▶ **WHAT TO DO**: List all lines of the data containing the word "connection".

RECORDED DATA: Begin

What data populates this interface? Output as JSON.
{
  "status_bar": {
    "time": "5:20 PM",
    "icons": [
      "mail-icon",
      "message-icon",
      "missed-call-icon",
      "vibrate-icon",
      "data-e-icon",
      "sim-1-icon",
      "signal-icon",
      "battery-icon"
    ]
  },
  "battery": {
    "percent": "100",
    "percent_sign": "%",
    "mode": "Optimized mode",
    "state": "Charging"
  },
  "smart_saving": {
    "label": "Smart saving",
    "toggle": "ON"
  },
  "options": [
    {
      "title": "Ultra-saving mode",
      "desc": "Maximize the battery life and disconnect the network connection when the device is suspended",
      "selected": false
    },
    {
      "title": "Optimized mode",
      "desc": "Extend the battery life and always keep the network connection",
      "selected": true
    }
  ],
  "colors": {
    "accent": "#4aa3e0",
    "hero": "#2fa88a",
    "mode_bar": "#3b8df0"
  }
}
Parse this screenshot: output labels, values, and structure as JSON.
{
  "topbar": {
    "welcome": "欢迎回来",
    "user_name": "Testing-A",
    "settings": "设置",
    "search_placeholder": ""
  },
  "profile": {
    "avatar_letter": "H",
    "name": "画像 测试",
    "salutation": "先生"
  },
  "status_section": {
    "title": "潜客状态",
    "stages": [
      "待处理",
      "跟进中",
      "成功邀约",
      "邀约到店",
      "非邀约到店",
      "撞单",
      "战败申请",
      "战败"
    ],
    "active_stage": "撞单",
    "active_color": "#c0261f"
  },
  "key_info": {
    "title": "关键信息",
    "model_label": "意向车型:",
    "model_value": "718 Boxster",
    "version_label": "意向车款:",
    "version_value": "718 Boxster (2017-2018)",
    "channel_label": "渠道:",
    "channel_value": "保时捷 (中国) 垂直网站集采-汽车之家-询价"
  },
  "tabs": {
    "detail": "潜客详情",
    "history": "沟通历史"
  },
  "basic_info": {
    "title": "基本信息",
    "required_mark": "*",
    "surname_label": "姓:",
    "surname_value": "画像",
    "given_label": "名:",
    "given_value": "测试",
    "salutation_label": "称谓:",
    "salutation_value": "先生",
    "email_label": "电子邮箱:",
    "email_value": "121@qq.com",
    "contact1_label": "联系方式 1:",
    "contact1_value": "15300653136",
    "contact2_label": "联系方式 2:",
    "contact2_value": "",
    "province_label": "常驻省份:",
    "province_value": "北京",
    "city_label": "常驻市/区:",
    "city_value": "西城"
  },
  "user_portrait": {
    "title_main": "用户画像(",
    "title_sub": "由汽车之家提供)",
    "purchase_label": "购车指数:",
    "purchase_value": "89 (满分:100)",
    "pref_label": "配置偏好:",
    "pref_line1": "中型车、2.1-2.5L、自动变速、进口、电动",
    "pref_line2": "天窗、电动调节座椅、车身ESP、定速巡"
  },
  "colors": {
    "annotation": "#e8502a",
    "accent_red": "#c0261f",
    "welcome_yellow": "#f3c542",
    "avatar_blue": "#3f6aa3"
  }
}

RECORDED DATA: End

▶ **ANSWER FOR THIS EXERCISE**:
      "desc": "Maximize the battery life and disconnect the network connection when the device is suspended",
      "desc": "Extend the battery life and always keep the network connection",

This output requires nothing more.